Then there’s the risk of the transport layer itself. The merchant’s page is requested over a connection which could be compromised and the HTML markup – including the iframe tag – could be modified in transit. There are many, many precedents of this and indeed that’s why we have SSL / TLS in the first place. It’s also why PCI DSS is rather strict about it because they recognise the risk; that their requirement is for the payment form itself isn’t really the point, rather it’s an acknowledgement that there exists this thing known as a “man in the middle” attack and that traffic must be properly secured. It’s this simple: if transport layer security is important because there’s a concern about someone getting in the middle of the traffic, the concern should be equally shared across both the payment form and the page that embeds it because compromising either entirely breaks the security of the site.
Here’s another way of looking at it: when you click through to the payment form to checkout, there are 54 requests made.
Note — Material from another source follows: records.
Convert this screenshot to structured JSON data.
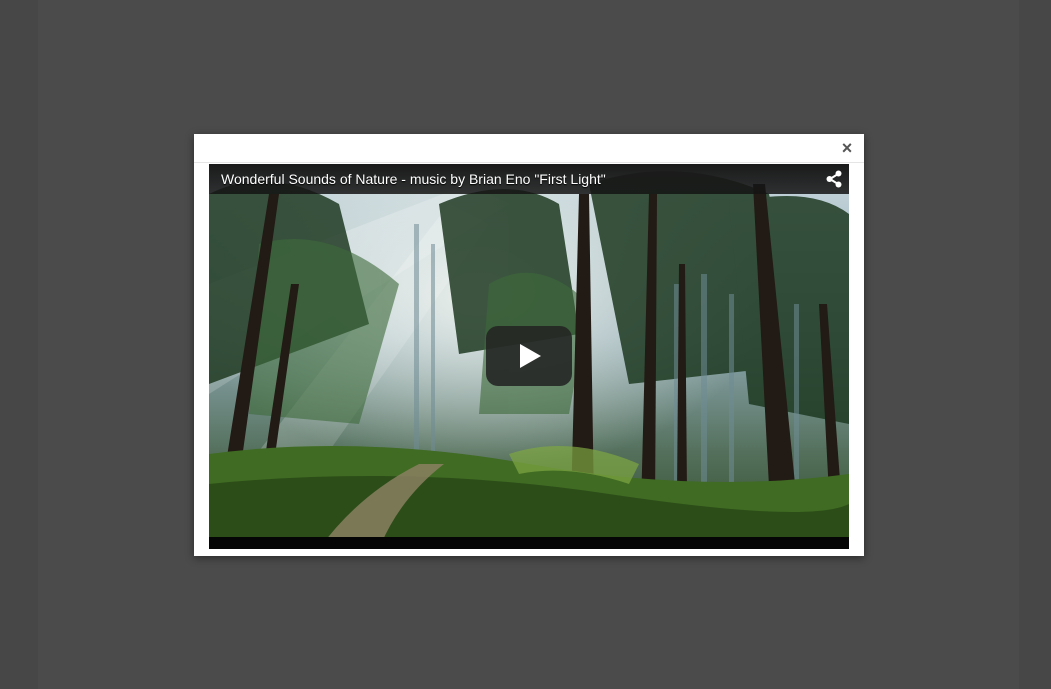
{
  "modal": {
    "close_label": "×"
  },
  "video": {
    "title": "Wonderful Sounds of Nature - music by Brian Eno \"First Light\""
  },
  "icons": {
    "close": "close-icon",
    "share": "share-icon",
    "play": "play-icon"
  },
  "colors": {
    "overlay": "#4b4b4b",
    "modal_bg": "#ffffff",
    "player_bg": "#000000"
  }
}
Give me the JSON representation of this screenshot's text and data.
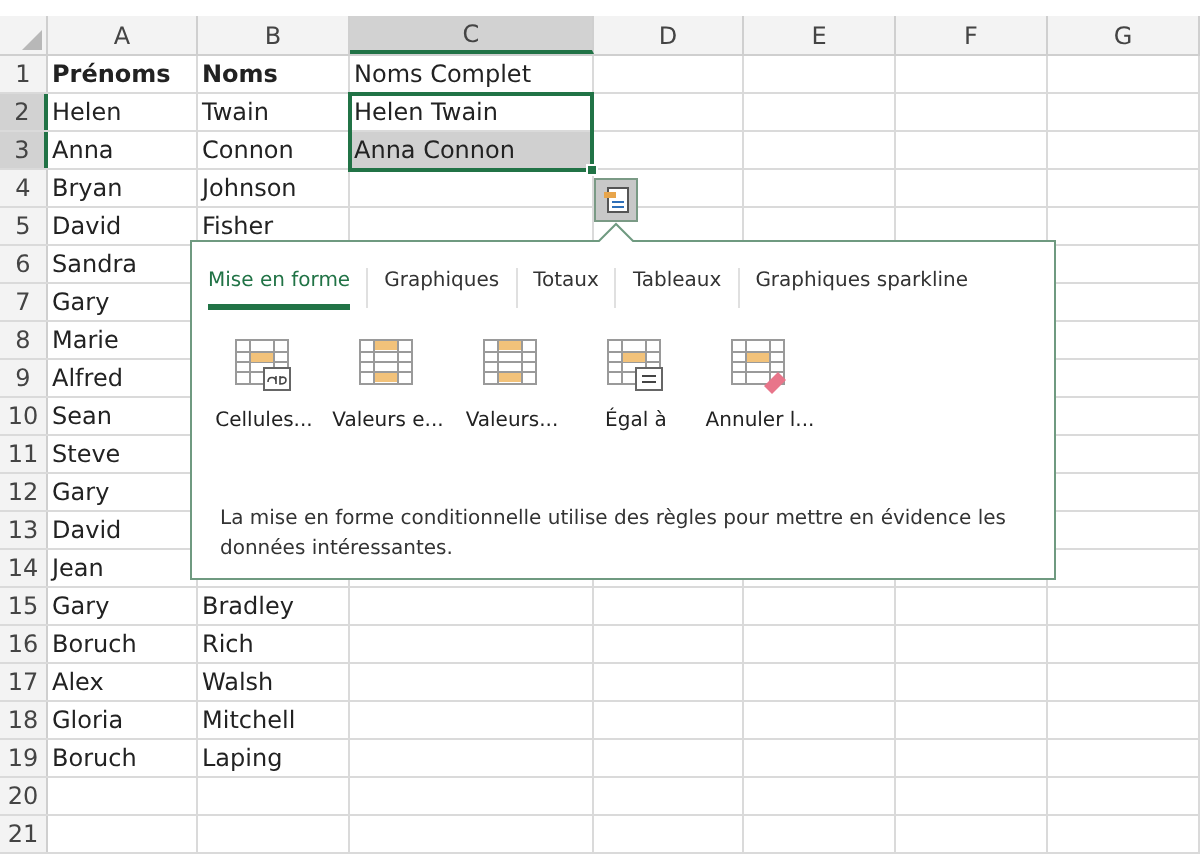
{
  "columns": [
    {
      "label": "A",
      "selected": false
    },
    {
      "label": "B",
      "selected": false
    },
    {
      "label": "C",
      "selected": true
    },
    {
      "label": "D",
      "selected": false
    },
    {
      "label": "E",
      "selected": false
    },
    {
      "label": "F",
      "selected": false
    },
    {
      "label": "G",
      "selected": false
    }
  ],
  "rows": [
    {
      "num": "1",
      "kind": "header",
      "a": "Prénoms",
      "b": "Noms",
      "c": {
        "text": "Noms Complet",
        "highlighted": false
      },
      "selected": false
    },
    {
      "num": "2",
      "kind": "data",
      "a": "Helen",
      "b": "Twain",
      "c": {
        "text": "Helen Twain",
        "highlighted": false
      },
      "selected": true
    },
    {
      "num": "3",
      "kind": "data",
      "a": "Anna",
      "b": "Connon",
      "c": {
        "text": "Anna Connon",
        "highlighted": true
      },
      "selected": true
    },
    {
      "num": "4",
      "kind": "data",
      "a": "Bryan",
      "b": "Johnson",
      "selected": false
    },
    {
      "num": "5",
      "kind": "data",
      "a": "David",
      "b": "Fisher",
      "selected": false
    },
    {
      "num": "6",
      "kind": "data",
      "a": "Sandra",
      "selected": false
    },
    {
      "num": "7",
      "kind": "data",
      "a": "Gary",
      "selected": false
    },
    {
      "num": "8",
      "kind": "data",
      "a": "Marie",
      "selected": false
    },
    {
      "num": "9",
      "kind": "data",
      "a": "Alfred",
      "selected": false
    },
    {
      "num": "10",
      "kind": "data",
      "a": "Sean",
      "selected": false
    },
    {
      "num": "11",
      "kind": "data",
      "a": "Steve",
      "selected": false
    },
    {
      "num": "12",
      "kind": "data",
      "a": "Gary",
      "selected": false
    },
    {
      "num": "13",
      "kind": "data",
      "a": "David",
      "selected": false
    },
    {
      "num": "14",
      "kind": "data",
      "a": "Jean",
      "selected": false
    },
    {
      "num": "15",
      "kind": "data",
      "a": "Gary",
      "b": "Bradley",
      "selected": false
    },
    {
      "num": "16",
      "kind": "data",
      "a": "Boruch",
      "b": "Rich",
      "selected": false
    },
    {
      "num": "17",
      "kind": "data",
      "a": "Alex",
      "b": "Walsh",
      "selected": false
    },
    {
      "num": "18",
      "kind": "data",
      "a": "Gloria",
      "b": "Mitchell",
      "selected": false
    },
    {
      "num": "19",
      "kind": "data",
      "a": "Boruch",
      "b": "Laping",
      "selected": false
    },
    {
      "num": "20",
      "kind": "data",
      "selected": false
    },
    {
      "num": "21",
      "kind": "data",
      "selected": false
    }
  ],
  "quick_analysis": {
    "tabs": [
      {
        "label": "Mise en forme",
        "selected": true
      },
      {
        "label": "Graphiques",
        "selected": false
      },
      {
        "label": "Totaux",
        "selected": false
      },
      {
        "label": "Tableaux",
        "selected": false
      },
      {
        "label": "Graphiques sparkline",
        "selected": false
      }
    ],
    "options": [
      {
        "kind": "text",
        "label": "Cellules..."
      },
      {
        "kind": "between",
        "label": "Valeurs e..."
      },
      {
        "kind": "top",
        "label": "Valeurs..."
      },
      {
        "kind": "equal",
        "label": "Égal à"
      },
      {
        "kind": "clear",
        "label": "Annuler l..."
      }
    ],
    "description": "La mise en forme conditionnelle utilise des règles pour mettre en évidence les données intéressantes."
  }
}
The first one is to the merchant with the weak SSL implementation and one of the last ones is to PayPal:
On what basis do you decide that the first request doesn’t matter as much and can therefore use SSL 2 or 3 but the second request – the one initiated by the first one – should be properly secured? It’s the same browser making these two requests over the same wireless network to the same access point then going through the same router using the same DNS then onto the same ISP through the same gateway. All these points are the ones most commonly compromised by a man in the middle yet we see very different attitudes to protecting the data. It’s entirely nonsensical.
PCI probably doesn’t like this practice very much but they’re a bit vague. PayPal believes you still need to take responsibility for the security position of the merchant site regardless of how well implemented their payment facilities are. The pragmatist looks at this more holistically and sees that the security position of the parent site is critical to the overall safety of the user experience.
None of this is particularly hard even though the guidance can be confusing. Going back to that original discussion between Paul and Nicola, it reads as though she’s received some bad advice from someone who has an inkling of some of the risks but wasn’t able to present the problem to her in the broader sense. Unfortunately the debate ensued on Twitter (something you really don’t want happening if you’re running an online business) and her views now stand on the public record.
PCI is a necessary thing and it’s something you want ticks in boxes on, no doubt. But don’t for one minute assume that those ticks make your overall service “secure” and certainly don’t assume “fully secure”. Customers care about the overall security position, not the semantics of compliance docs. It’s easy in this day and age to drop HTTPS over the entire site and disable insecure protocols so it should be a no-brainer – it’s something you just get done and put an immediate halt to this sort of debate.